## What to do
Each record here should be printed again exactly; please leave its pictures out.

____ Data extracts

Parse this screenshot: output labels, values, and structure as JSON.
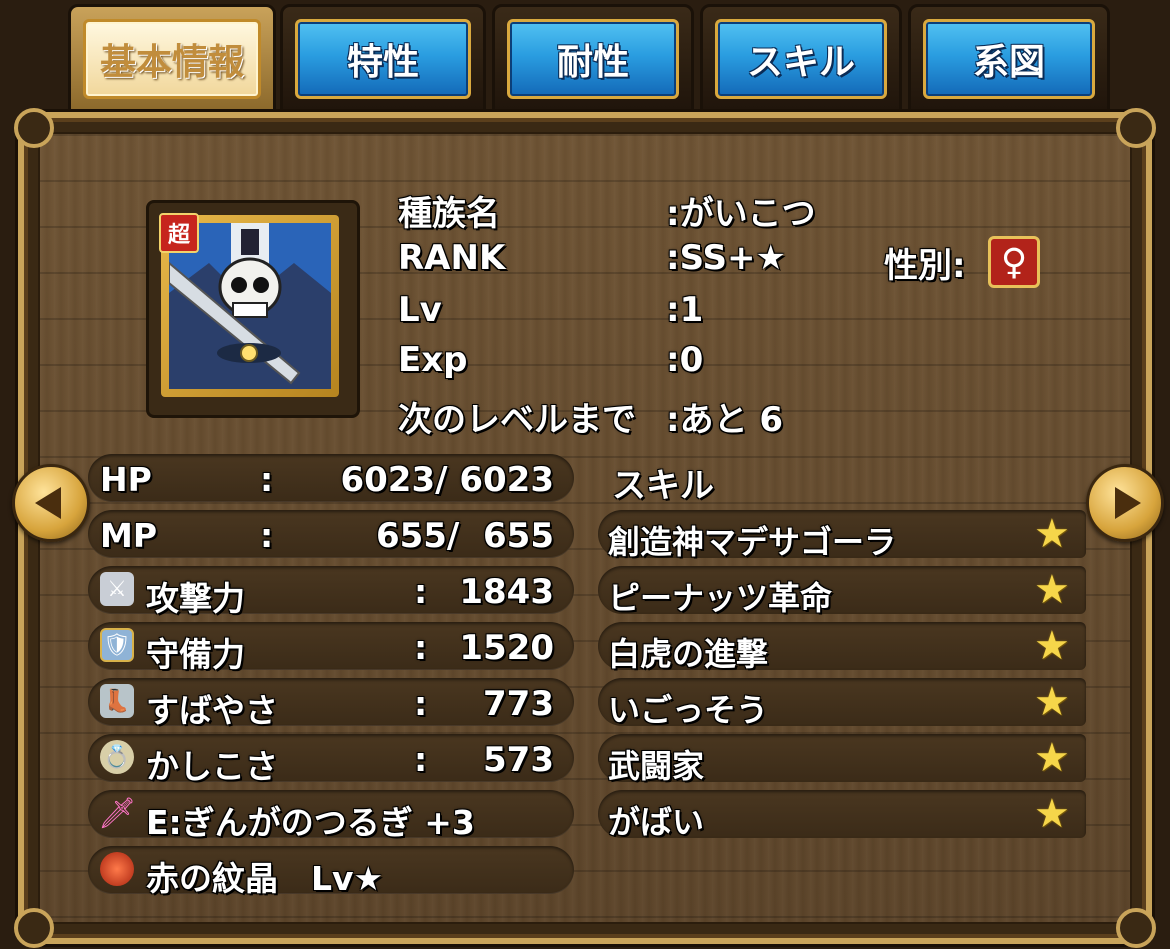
{
  "tabs": [
    {
      "label": "基本情報",
      "active": true
    },
    {
      "label": "特性",
      "active": false
    },
    {
      "label": "耐性",
      "active": false
    },
    {
      "label": "スキル",
      "active": false
    },
    {
      "label": "系図",
      "active": false
    }
  ],
  "portrait": {
    "badge": "超"
  },
  "info": {
    "species_label": "種族名",
    "species_value": ":がいこつ",
    "rank_label": "RANK",
    "rank_value": ":SS+★",
    "gender_label": "性別:",
    "gender_symbol": "♀",
    "lv_label": "Lv",
    "lv_value": ":1",
    "exp_label": "Exp",
    "exp_value": ":0",
    "next_label": "次のレベルまで",
    "next_value": ":あと 6"
  },
  "stats": {
    "hp_label": "HP",
    "hp_value": "6023/ 6023",
    "mp_label": "MP",
    "mp_value": "655/  655",
    "colon": ":",
    "attack_label": "攻撃力",
    "attack_value": "1843",
    "defense_label": "守備力",
    "defense_value": "1520",
    "speed_label": "すばやさ",
    "speed_value": "773",
    "wisdom_label": "かしこさ",
    "wisdom_value": "573",
    "equip": "E:ぎんがのつるぎ +3",
    "crest": "赤の紋晶　Lv★"
  },
  "skills": {
    "header": "スキル",
    "items": [
      "創造神マデサゴーラ",
      "ピーナッツ革命",
      "白虎の進撃",
      "いごっそう",
      "武闘家",
      "がばい"
    ],
    "star": "★"
  },
  "colors": {
    "accent_gold": "#c9a45a",
    "tab_blue": "#2a9de0",
    "star": "#f6d64a"
  },
  "icons": [
    "sword-icon",
    "shield-icon",
    "boot-icon",
    "ring-icon",
    "pink-sword-icon",
    "red-gem-icon",
    "arrow-left-icon",
    "arrow-right-icon"
  ]
}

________

## Written reply
Parse this screenshot: output labels, values, and structure as JSON.
{
  "tabs": [
    {
      "label": "基本情報",
      "active": true
    },
    {
      "label": "特性",
      "active": false
    },
    {
      "label": "耐性",
      "active": false
    },
    {
      "label": "スキル",
      "active": false
    },
    {
      "label": "系図",
      "active": false
    }
  ],
  "portrait": {
    "badge": "超"
  },
  "info": {
    "species_label": "種族名",
    "species_value": ":がいこつ",
    "rank_label": "RANK",
    "rank_value": ":SS+★",
    "gender_label": "性別:",
    "gender_symbol": "♀",
    "lv_label": "Lv",
    "lv_value": ":1",
    "exp_label": "Exp",
    "exp_value": ":0",
    "next_label": "次のレベルまで",
    "next_value": ":あと 6"
  },
  "stats": {
    "hp_label": "HP",
    "hp_value": "6023/ 6023",
    "mp_label": "MP",
    "mp_value": "655/  655",
    "colon": ":",
    "attack_label": "攻撃力",
    "attack_value": "1843",
    "defense_label": "守備力",
    "defense_value": "1520",
    "speed_label": "すばやさ",
    "speed_value": "773",
    "wisdom_label": "かしこさ",
    "wisdom_value": "573",
    "equip": "E:ぎんがのつるぎ +3",
    "crest": "赤の紋晶　Lv★"
  },
  "skills": {
    "header": "スキル",
    "items": [
      "創造神マデサゴーラ",
      "ピーナッツ革命",
      "白虎の進撃",
      "いごっそう",
      "武闘家",
      "がばい"
    ],
    "star": "★"
  },
  "colors": {
    "accent_gold": "#c9a45a",
    "tab_blue": "#2a9de0",
    "star": "#f6d64a"
  },
  "icons": [
    "sword-icon",
    "shield-icon",
    "boot-icon",
    "ring-icon",
    "pink-sword-icon",
    "red-gem-icon",
    "arrow-left-icon",
    "arrow-right-icon"
  ]
}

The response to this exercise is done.